Richard Reeves chronicles the courage and resolve that drove the Berlin Airlift.
At the end of World War II, Berlin was a ruined city. Located entirely within what would become East Germany, Berlin was divided into four zones with the Soviets in the eastern sector and America, Britain, and France in the western neighborhoods. A quiet, if very uneasy, truce prevailed until July 1948 when Soviet dictator Joseph Stalin abruptly blocked access to the city. By making it impossible to resupply Berlin, Stalin hoped to force the Allies to leave.
President Truman’s key advisers – including Secretary of State George Marshall and Secretary of Defense James Forrestal – wanted to pull out. But Truman, already attacked as soft on communism, simply said: “We stay in Berlin. Period.”
Without rail, highway, or canal access, the only way to resupply the city entirely was by air. And so the Berlin Airlift was born.
Nobody thought that this would be a long-term project. The idea was for America and Britain to buy time, perhaps as much as two weeks, while negotiating with the Russians.
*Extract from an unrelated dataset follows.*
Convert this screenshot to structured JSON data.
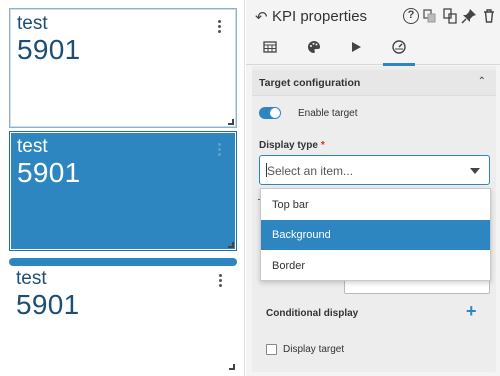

Instead, the airlift lasted 324 days before Stalin backed down.